  76. Tuomela, M., Oivanen, P., & Hatakka, A. (2002). Degradation of synthetic 14C-lignin by various white-rot fungi in soil. Soil Biology and Biochemistry, 34, 1613–1620.CrossRefGoogle Scholar
  77. Valentín, L., Oesch-Kuisma, H., Steffen, K. T., Kähkönen, M. A., Hatakka, A., & Tuomela, M. (2013). Mycoremediation of wood and soil from an old sawmill area contaminated for decades. Journal of Hazardous Materials, 260, 668–675.CrossRefGoogle Scholar
  78. Warnock, D. D., Lehmann, J., Kuype, T. W., & Rillig, M. C. (2007). Mycorrhizal responses to biochar in soil–concepts and mechanisms. Plant and Soil, 300, 9–20.CrossRefGoogle Scholar
  79. Watzinger, A., Feichtmair, S., Kitzler, B., Zehetner, F., Kloss, S., Wimmer, B., Zechmeister-Boltenstern, S., & Soja, G. (2014). Soil microbial communities responded to biochar application in temperate soils and slowly metabolized 13C-labelled biochar as revealed by 13C PLFA analyses: results from a short-term incubation and pot experiment. European Journal of Soil Science, 65, 40–51.CrossRefGoogle Scholar
  80. Winquist, E., Björklöf, K., Schultz, E., Räsänen, M., Salonen, K., Anasonye, F., Cajthaml, T., Steffen, K. T., Jørgensen, K. S., & Tuomela, M. (2014). Bioremediation of PAH-contaminated soil with fungi—from laboratory to field scale. International Biodeterioration & Biodegradation, 86, 238–247.CrossRefGoogle Scholar
  81. Woolf, D., Amonette, J. E., Street-Perrott, F. A., Lehmann, J., & Joseph, S. (2010). Sustainable biochar to mitigate global climate change. Nature Communications, 1, 56.CrossRefGoogle Scholar
  82. Zhang, H., Lin, K., Wang, H., & Gan, J. (2010). Effect of Pinus radiata derived biochar on soil sorption and desorption of phenanthrene. Environmental Pollution, 158, 2821–2825.CrossRefGoogle Scholar
  83. Zhang, Q., Zhou, W., Liang, G. Q., Sun, J. W., Wang, X. B., & He, P. (2015). Distribution of soil nutrients, extracellular enzyme activities and microbial communities across particle-size fractions in a long-term fertilizer experiment. Applied Soil Ecology, 94, 59–71.CrossRefGoogle Scholar
  84. Zhu, X., Chen, B., Zhu, L., & Xing, B. (2017). Effects and mechanisms of biochar-microbe interactions in soil improvement and pollution remediation: a review. Environmental Pollution, 227, 98–115.CrossRefGoogle Scholar

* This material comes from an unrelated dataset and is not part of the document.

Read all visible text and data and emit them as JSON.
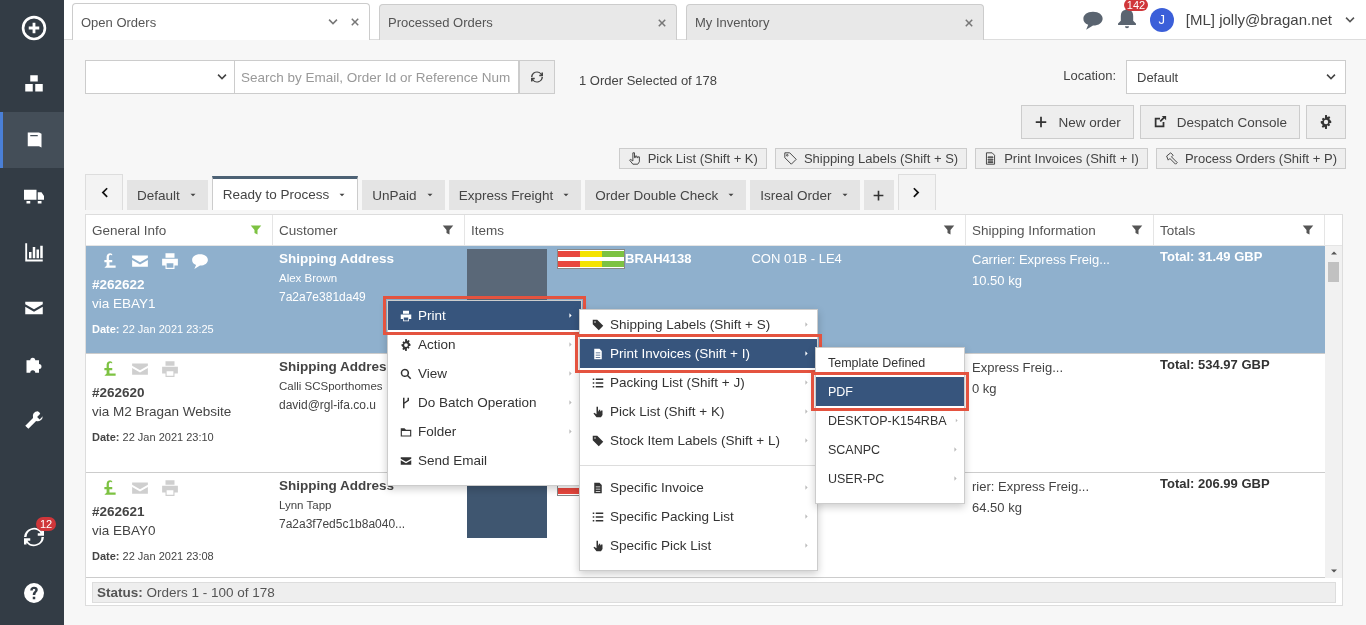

Copyright information

© Springer International Publishing AG, part of Springer Nature 2018

Authors and Affiliations

  1. 1.Department of Food and Environmental SciencesUniversity of HelsinkiHelsinkiFinland
  2. 2.Department of Agricultural Sciences, Plant Production SciencesUniversity of HelsinkiHelsinkiFinland
  3. 3.Laboratory of Analytical Chemistry, Department of ChemistryUniversity of HelsinkiHelsinkiFinland

Personalised recommendations